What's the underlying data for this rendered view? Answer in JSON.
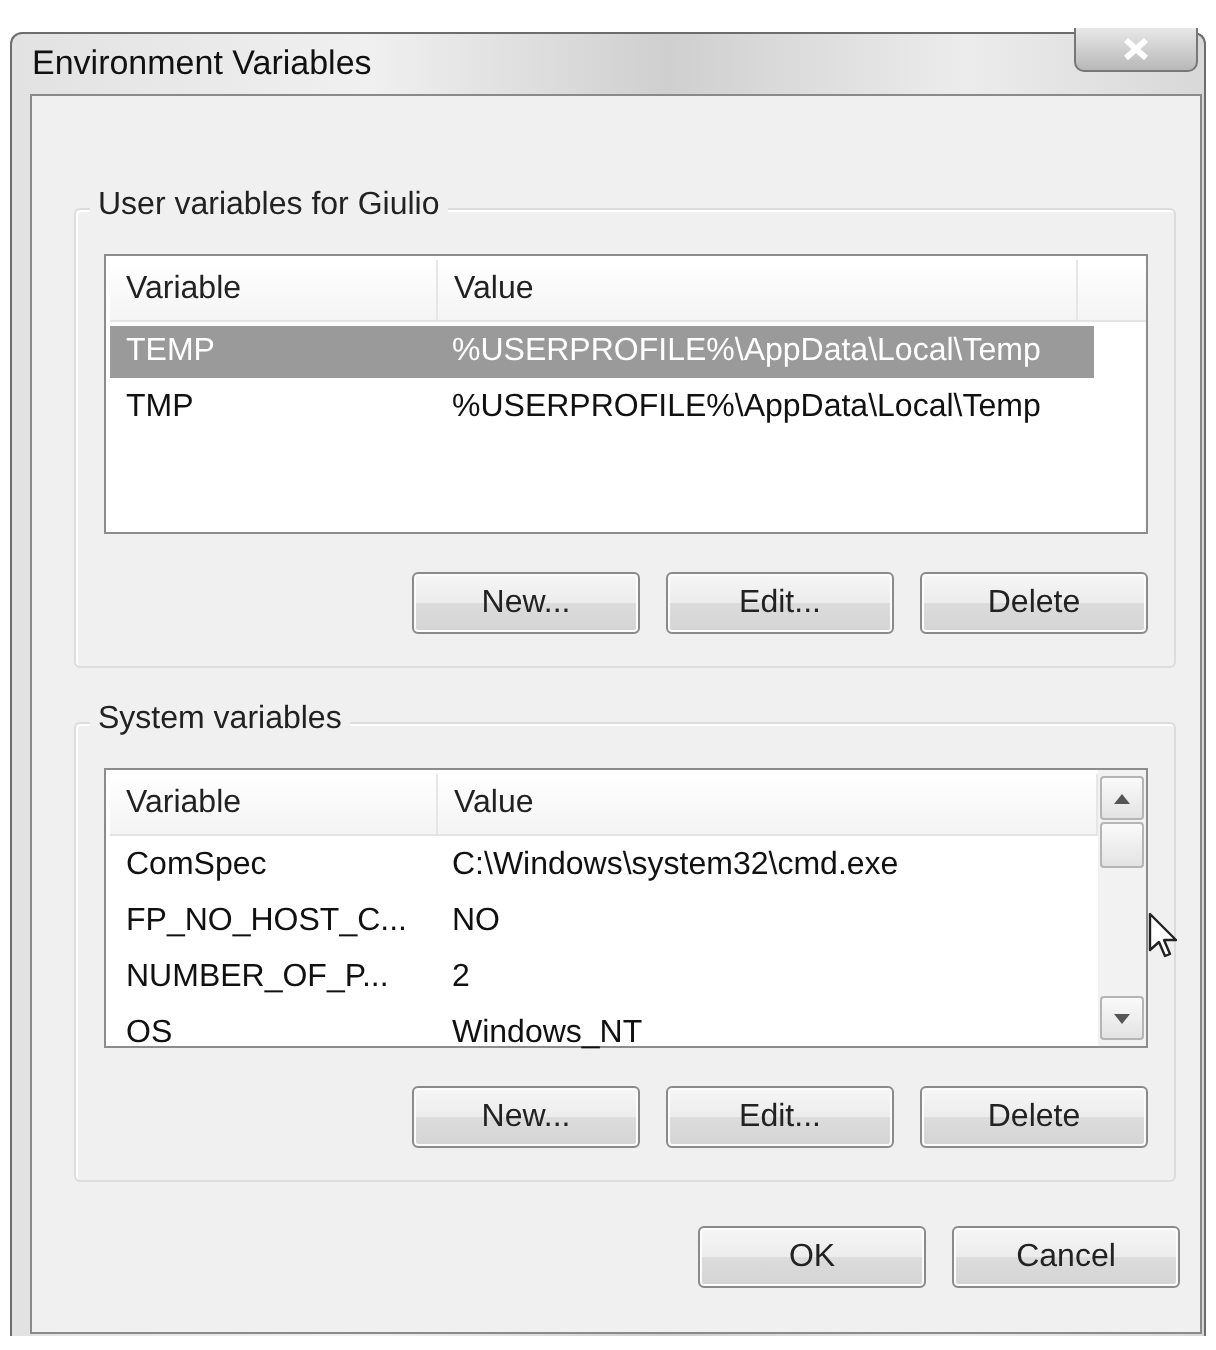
{
  "window": {
    "title": "Environment Variables"
  },
  "groups": [
    {
      "title": "User variables for Giulio",
      "columns": [
        "Variable",
        "Value"
      ],
      "scrollbar": false,
      "rows": [
        {
          "name": "TEMP",
          "value": "%USERPROFILE%\\AppData\\Local\\Temp",
          "selected": true
        },
        {
          "name": "TMP",
          "value": "%USERPROFILE%\\AppData\\Local\\Temp",
          "selected": false
        }
      ],
      "buttons": [
        "New...",
        "Edit...",
        "Delete"
      ]
    },
    {
      "title": "System variables",
      "columns": [
        "Variable",
        "Value"
      ],
      "scrollbar": true,
      "rows": [
        {
          "name": "ComSpec",
          "value": "C:\\Windows\\system32\\cmd.exe",
          "selected": false
        },
        {
          "name": "FP_NO_HOST_C...",
          "value": "NO",
          "selected": false
        },
        {
          "name": "NUMBER_OF_P...",
          "value": "2",
          "selected": false
        },
        {
          "name": "OS",
          "value": "Windows_NT",
          "selected": false
        }
      ],
      "buttons": [
        "New...",
        "Edit...",
        "Delete"
      ]
    }
  ],
  "buttons": [
    "OK",
    "Cancel"
  ]
}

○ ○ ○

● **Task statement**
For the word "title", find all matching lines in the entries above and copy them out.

● **Answer to the exercise**
    "title": "Environment Variables"
      "title": "User variables for Giulio",
      "title": "System variables",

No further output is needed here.